The problem:
Pull out each line of the data that includes the word "right".

Data records:

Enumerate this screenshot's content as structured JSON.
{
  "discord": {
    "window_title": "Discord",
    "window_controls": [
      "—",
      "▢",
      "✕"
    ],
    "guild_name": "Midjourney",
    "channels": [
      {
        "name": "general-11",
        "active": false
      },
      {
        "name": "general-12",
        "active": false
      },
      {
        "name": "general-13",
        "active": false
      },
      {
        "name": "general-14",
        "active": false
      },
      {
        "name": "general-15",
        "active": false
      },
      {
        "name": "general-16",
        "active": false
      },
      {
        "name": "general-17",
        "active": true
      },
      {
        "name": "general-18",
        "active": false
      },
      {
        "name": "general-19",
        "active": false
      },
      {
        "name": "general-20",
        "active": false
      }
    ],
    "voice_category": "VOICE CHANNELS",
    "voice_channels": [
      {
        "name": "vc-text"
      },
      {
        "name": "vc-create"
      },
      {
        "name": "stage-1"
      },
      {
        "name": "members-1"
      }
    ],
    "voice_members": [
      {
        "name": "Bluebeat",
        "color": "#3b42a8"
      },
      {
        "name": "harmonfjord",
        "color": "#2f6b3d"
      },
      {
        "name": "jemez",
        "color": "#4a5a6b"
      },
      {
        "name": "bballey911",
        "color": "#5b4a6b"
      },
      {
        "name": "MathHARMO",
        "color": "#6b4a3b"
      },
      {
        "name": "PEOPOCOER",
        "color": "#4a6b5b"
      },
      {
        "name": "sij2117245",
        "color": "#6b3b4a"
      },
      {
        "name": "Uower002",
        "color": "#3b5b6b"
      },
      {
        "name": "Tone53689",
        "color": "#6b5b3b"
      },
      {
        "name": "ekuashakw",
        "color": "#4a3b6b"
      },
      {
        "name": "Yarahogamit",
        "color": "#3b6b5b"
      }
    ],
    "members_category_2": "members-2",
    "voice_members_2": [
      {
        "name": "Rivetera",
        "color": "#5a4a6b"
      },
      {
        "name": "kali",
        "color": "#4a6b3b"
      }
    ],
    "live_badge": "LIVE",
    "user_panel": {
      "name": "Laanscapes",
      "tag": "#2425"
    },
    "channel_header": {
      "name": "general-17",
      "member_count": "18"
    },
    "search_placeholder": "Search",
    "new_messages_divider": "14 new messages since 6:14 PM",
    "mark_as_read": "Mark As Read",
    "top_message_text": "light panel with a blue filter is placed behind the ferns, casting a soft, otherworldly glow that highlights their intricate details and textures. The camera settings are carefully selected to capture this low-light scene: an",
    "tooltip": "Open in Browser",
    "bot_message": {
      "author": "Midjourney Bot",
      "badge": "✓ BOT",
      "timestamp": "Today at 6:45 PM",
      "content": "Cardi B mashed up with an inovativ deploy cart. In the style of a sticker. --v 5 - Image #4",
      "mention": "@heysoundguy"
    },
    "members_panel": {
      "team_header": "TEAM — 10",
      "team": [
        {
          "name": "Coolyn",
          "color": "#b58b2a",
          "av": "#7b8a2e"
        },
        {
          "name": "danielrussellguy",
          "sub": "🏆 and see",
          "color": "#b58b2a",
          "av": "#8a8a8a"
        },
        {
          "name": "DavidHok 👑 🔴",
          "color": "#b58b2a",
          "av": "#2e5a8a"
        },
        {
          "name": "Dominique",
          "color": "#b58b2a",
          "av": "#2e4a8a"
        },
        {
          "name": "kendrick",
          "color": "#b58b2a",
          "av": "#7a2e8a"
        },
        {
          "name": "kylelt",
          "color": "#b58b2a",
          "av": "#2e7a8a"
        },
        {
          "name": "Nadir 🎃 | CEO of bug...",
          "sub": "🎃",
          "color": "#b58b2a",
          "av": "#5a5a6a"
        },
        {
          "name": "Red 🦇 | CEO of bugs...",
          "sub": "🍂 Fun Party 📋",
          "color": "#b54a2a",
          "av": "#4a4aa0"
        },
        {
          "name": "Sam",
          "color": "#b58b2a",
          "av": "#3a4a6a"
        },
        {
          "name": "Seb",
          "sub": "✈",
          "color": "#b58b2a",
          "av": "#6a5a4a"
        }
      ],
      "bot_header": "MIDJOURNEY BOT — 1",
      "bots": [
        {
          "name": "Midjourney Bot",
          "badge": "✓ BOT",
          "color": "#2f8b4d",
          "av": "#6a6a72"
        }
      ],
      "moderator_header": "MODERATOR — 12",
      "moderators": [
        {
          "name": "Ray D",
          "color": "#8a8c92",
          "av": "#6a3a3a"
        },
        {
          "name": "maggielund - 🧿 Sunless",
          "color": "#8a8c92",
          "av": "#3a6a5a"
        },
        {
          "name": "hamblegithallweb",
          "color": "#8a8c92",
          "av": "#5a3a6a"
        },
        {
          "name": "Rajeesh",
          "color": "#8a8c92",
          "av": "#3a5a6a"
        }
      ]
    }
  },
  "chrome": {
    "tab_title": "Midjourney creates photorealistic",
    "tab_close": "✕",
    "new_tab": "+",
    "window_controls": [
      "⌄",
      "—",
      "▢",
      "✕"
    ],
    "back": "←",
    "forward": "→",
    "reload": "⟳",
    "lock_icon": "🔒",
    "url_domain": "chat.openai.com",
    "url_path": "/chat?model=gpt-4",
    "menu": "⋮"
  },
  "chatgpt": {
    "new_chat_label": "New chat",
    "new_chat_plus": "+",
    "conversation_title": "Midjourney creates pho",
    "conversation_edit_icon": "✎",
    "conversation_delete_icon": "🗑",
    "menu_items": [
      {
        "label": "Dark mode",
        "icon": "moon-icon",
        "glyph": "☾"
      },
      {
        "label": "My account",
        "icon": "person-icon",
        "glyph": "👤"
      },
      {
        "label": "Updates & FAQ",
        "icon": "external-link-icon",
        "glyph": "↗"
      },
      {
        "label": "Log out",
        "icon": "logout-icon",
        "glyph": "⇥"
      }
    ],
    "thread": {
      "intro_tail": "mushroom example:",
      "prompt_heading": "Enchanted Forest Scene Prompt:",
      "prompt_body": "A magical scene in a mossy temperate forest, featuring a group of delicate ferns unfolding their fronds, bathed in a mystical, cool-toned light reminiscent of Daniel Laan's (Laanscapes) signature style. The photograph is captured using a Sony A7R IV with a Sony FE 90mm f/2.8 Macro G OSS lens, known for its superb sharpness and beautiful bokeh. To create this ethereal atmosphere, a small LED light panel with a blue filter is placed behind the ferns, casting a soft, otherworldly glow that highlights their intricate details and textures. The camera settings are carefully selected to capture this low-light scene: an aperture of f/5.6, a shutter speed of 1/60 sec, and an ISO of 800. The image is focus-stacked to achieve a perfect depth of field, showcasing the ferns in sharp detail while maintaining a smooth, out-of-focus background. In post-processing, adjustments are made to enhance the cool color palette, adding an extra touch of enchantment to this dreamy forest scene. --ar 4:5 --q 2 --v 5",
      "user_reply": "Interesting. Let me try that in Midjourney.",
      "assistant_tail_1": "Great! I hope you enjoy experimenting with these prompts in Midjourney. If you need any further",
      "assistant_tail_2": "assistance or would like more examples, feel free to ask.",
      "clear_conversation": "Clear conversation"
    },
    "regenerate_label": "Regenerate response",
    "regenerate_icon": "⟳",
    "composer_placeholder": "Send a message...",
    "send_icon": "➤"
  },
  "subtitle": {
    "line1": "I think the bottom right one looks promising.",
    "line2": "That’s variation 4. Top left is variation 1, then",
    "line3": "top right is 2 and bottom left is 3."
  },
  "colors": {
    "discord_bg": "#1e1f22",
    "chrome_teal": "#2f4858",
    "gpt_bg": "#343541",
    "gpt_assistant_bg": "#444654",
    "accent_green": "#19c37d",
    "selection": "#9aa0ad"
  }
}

Problem solution:
    "line1": "I think the bottom right one looks promising.",
    "line3": "top right is 2 and bottom left is 3."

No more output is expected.